» **Exercise description**: Print the data that follows word for word, leaving out any picture.

» **Working data**:

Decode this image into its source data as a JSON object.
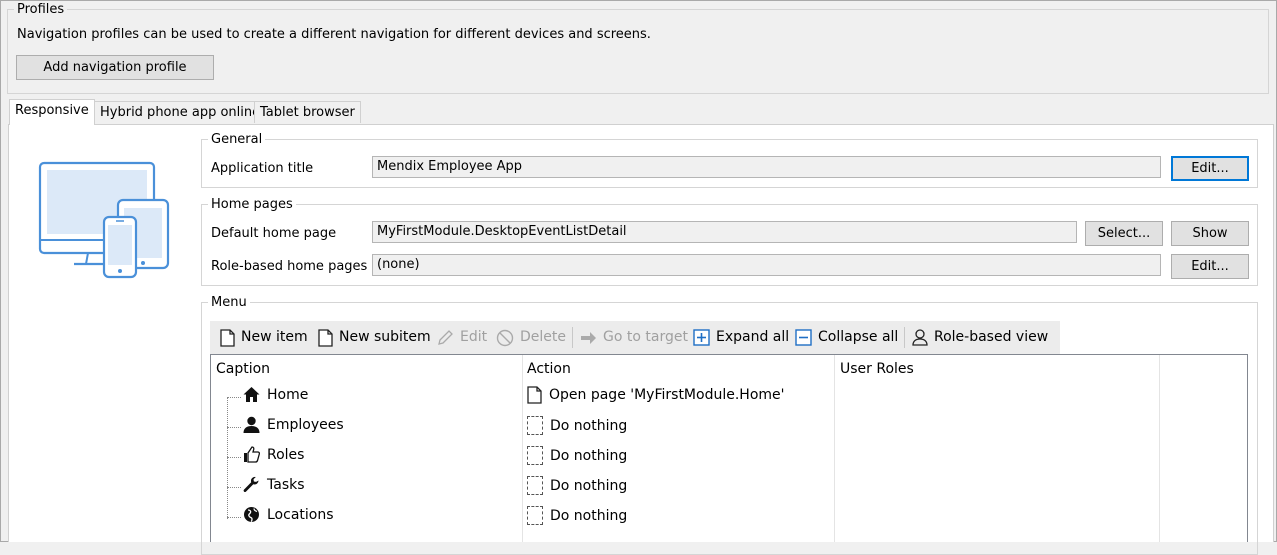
{
  "profiles": {
    "legend": "Profiles",
    "description": "Navigation profiles can be used to create a different navigation for different devices and screens.",
    "add_button": "Add navigation profile"
  },
  "tabs": [
    {
      "label": "Responsive",
      "active": true
    },
    {
      "label": "Hybrid phone app online",
      "active": false
    },
    {
      "label": "Tablet browser",
      "active": false
    }
  ],
  "device_icon": "responsive-devices-icon",
  "general": {
    "legend": "General",
    "app_title_label": "Application title",
    "app_title_value": "Mendix Employee App",
    "edit_button": "Edit..."
  },
  "home_pages": {
    "legend": "Home pages",
    "default_label": "Default home page",
    "default_value": "MyFirstModule.DesktopEventListDetail",
    "select_button": "Select...",
    "show_button": "Show",
    "role_label": "Role-based home pages",
    "role_value": "(none)",
    "edit_button": "Edit..."
  },
  "menu": {
    "legend": "Menu",
    "toolbar": {
      "new_item": "New item",
      "new_subitem": "New subitem",
      "edit": "Edit",
      "delete": "Delete",
      "go_to_target": "Go to target",
      "expand_all": "Expand all",
      "collapse_all": "Collapse all",
      "role_based_view": "Role-based view"
    },
    "columns": [
      "Caption",
      "Action",
      "User Roles"
    ],
    "items": [
      {
        "caption": "Home",
        "icon": "home-icon",
        "action": "Open page 'MyFirstModule.Home'",
        "action_icon": "page-icon",
        "roles": ""
      },
      {
        "caption": "Employees",
        "icon": "user-icon",
        "action": "Do nothing",
        "action_icon": "nothing-icon",
        "roles": ""
      },
      {
        "caption": "Roles",
        "icon": "thumbs-up-icon",
        "action": "Do nothing",
        "action_icon": "nothing-icon",
        "roles": ""
      },
      {
        "caption": "Tasks",
        "icon": "wrench-icon",
        "action": "Do nothing",
        "action_icon": "nothing-icon",
        "roles": ""
      },
      {
        "caption": "Locations",
        "icon": "globe-icon",
        "action": "Do nothing",
        "action_icon": "nothing-icon",
        "roles": ""
      }
    ]
  },
  "colors": {
    "accent": "#0078d7",
    "device_blue": "#4a90d9"
  }
}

» **Answer to the exercise**:
Decode this image into its source data as a JSON object.
{
  "profiles": {
    "legend": "Profiles",
    "description": "Navigation profiles can be used to create a different navigation for different devices and screens.",
    "add_button": "Add navigation profile"
  },
  "tabs": [
    {
      "label": "Responsive",
      "active": true
    },
    {
      "label": "Hybrid phone app online",
      "active": false
    },
    {
      "label": "Tablet browser",
      "active": false
    }
  ],
  "device_icon": "responsive-devices-icon",
  "general": {
    "legend": "General",
    "app_title_label": "Application title",
    "app_title_value": "Mendix Employee App",
    "edit_button": "Edit..."
  },
  "home_pages": {
    "legend": "Home pages",
    "default_label": "Default home page",
    "default_value": "MyFirstModule.DesktopEventListDetail",
    "select_button": "Select...",
    "show_button": "Show",
    "role_label": "Role-based home pages",
    "role_value": "(none)",
    "edit_button": "Edit..."
  },
  "menu": {
    "legend": "Menu",
    "toolbar": {
      "new_item": "New item",
      "new_subitem": "New subitem",
      "edit": "Edit",
      "delete": "Delete",
      "go_to_target": "Go to target",
      "expand_all": "Expand all",
      "collapse_all": "Collapse all",
      "role_based_view": "Role-based view"
    },
    "columns": [
      "Caption",
      "Action",
      "User Roles"
    ],
    "items": [
      {
        "caption": "Home",
        "icon": "home-icon",
        "action": "Open page 'MyFirstModule.Home'",
        "action_icon": "page-icon",
        "roles": ""
      },
      {
        "caption": "Employees",
        "icon": "user-icon",
        "action": "Do nothing",
        "action_icon": "nothing-icon",
        "roles": ""
      },
      {
        "caption": "Roles",
        "icon": "thumbs-up-icon",
        "action": "Do nothing",
        "action_icon": "nothing-icon",
        "roles": ""
      },
      {
        "caption": "Tasks",
        "icon": "wrench-icon",
        "action": "Do nothing",
        "action_icon": "nothing-icon",
        "roles": ""
      },
      {
        "caption": "Locations",
        "icon": "globe-icon",
        "action": "Do nothing",
        "action_icon": "nothing-icon",
        "roles": ""
      }
    ]
  },
  "colors": {
    "accent": "#0078d7",
    "device_blue": "#4a90d9"
  }
}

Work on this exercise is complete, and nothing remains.